The body is directly communicating the strain it is in. We can learn to listen to our bodies as our own best friend. We can learn to know exactly what is needed to heal. Even good stress, and yes there is good stress, which can motivate and energize us, becomes too much when we don’t learn to notice what is actually going on in the body.
The attitude of ignoring the body cues are not supported by our basic biology. These attitudes are perceived on a physiological level through the threat system of the body as fight and flight responses. Too much stress and the tipping point is reached into a physiological freezing response. Fuzzy thinking, disrupted sleep, ruminating thoughts, low emotional threshold, irritability, inability to feel are part of the freezing response. The body needs a reset.
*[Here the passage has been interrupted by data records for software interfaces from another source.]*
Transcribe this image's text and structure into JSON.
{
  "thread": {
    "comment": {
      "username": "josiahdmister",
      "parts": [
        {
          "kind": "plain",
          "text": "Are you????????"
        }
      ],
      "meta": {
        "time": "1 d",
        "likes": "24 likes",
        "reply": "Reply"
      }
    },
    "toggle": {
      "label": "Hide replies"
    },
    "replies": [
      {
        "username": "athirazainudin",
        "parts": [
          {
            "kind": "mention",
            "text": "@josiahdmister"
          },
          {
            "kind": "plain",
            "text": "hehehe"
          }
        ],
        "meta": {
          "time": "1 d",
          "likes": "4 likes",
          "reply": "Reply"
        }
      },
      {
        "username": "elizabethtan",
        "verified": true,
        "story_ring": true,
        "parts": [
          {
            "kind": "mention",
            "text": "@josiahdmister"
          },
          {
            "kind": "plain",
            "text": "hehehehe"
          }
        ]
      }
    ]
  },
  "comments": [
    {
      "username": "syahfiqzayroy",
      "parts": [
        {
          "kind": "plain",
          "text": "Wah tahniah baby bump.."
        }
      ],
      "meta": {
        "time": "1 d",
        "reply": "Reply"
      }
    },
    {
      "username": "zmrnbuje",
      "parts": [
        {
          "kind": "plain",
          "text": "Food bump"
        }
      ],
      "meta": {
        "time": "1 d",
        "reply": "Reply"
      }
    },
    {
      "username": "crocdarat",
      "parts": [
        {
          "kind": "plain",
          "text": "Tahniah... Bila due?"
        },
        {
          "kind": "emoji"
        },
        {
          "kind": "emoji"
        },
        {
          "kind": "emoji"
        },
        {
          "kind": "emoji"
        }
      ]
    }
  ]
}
This is a hard break, that often comes with illness patterns, mental health issue and a deep disconnect from the body.
Freezing is a bio-break your body wants you to take, it helps you to get out of danger. It’s a great survival mechanism but not sustainable for thriving as a species. Bio-breaks are not helpful when we need to perform in work and relationships. We get stressed, overwhelmed and shut down as a consquence. The need to survive will always overwhelm the desire to thrive. Thriving is being in connection with your inner resources.
How do we overcome this cycle? Notice your habit to believe the inner speed demons. Recognize that your addictive tendencies keep you locked into a cycle of striving without true and lasting satisfaction.
There is an almost too simple technique that we can learn to practice: Lean back! Lean back first before you lean in to anything.
Call it a mindful moment or a pause. Learn to interrupt the habit of automaticity of behavior. Start with your body. Lean back first, literally!
When I first learned to listen to people professionally, I was eager to do well and had a habit leaning forward with my whole body. My supervisor would gently place his large hands on my shoulder and move my whole body back in the chair. Without a single word he would remind my body what it already knows: when I am sitting back in myself I have a much broader picture of what is infront of me. Seeing the whole picture, and I can respond thoughtfully rather than react in spur. Leaning forward, the 100%-go-mode attitude will narrow what I can perceive. I am so busy going that I can’t see what else is there on the periphery. Creativity, new thoughts and spontaneous play live here in the periphery of our own narrow range of perception.
Here is the cool thing: your body knows this already. Just lean back and your body remembers how to shift your state of mind right away. You breath opens up, your vista expands and you come back to ourself. This is mindfulness of body. You learn how to recognize your body response appropriately.
The first step is to recognize how you are not in our body. Anything from being speedy, emotionally raw, edgy or feeling disconnected. Apply this mindful pause, sit back. You can do this wherever you are: in a board meeting, a park bench, at the dinner table. When you find yourself leaning in and forward: sit back and lean back first both physically and figuratively. Then see what wants to happen next. Let go of the planning, the next cool move. Drop any agenda. Take a pause and literally feel the back of the body on the chair. Allow your next response to be without urgency. It seems small, but remember many small reactive steps lead to the burnout and overwhelm we are all struggling with. Start by leaning back first and build the thoughtful responsive person you are meant to be.
Short instructions for leaning back (2 minutes)
Originally published at medium.com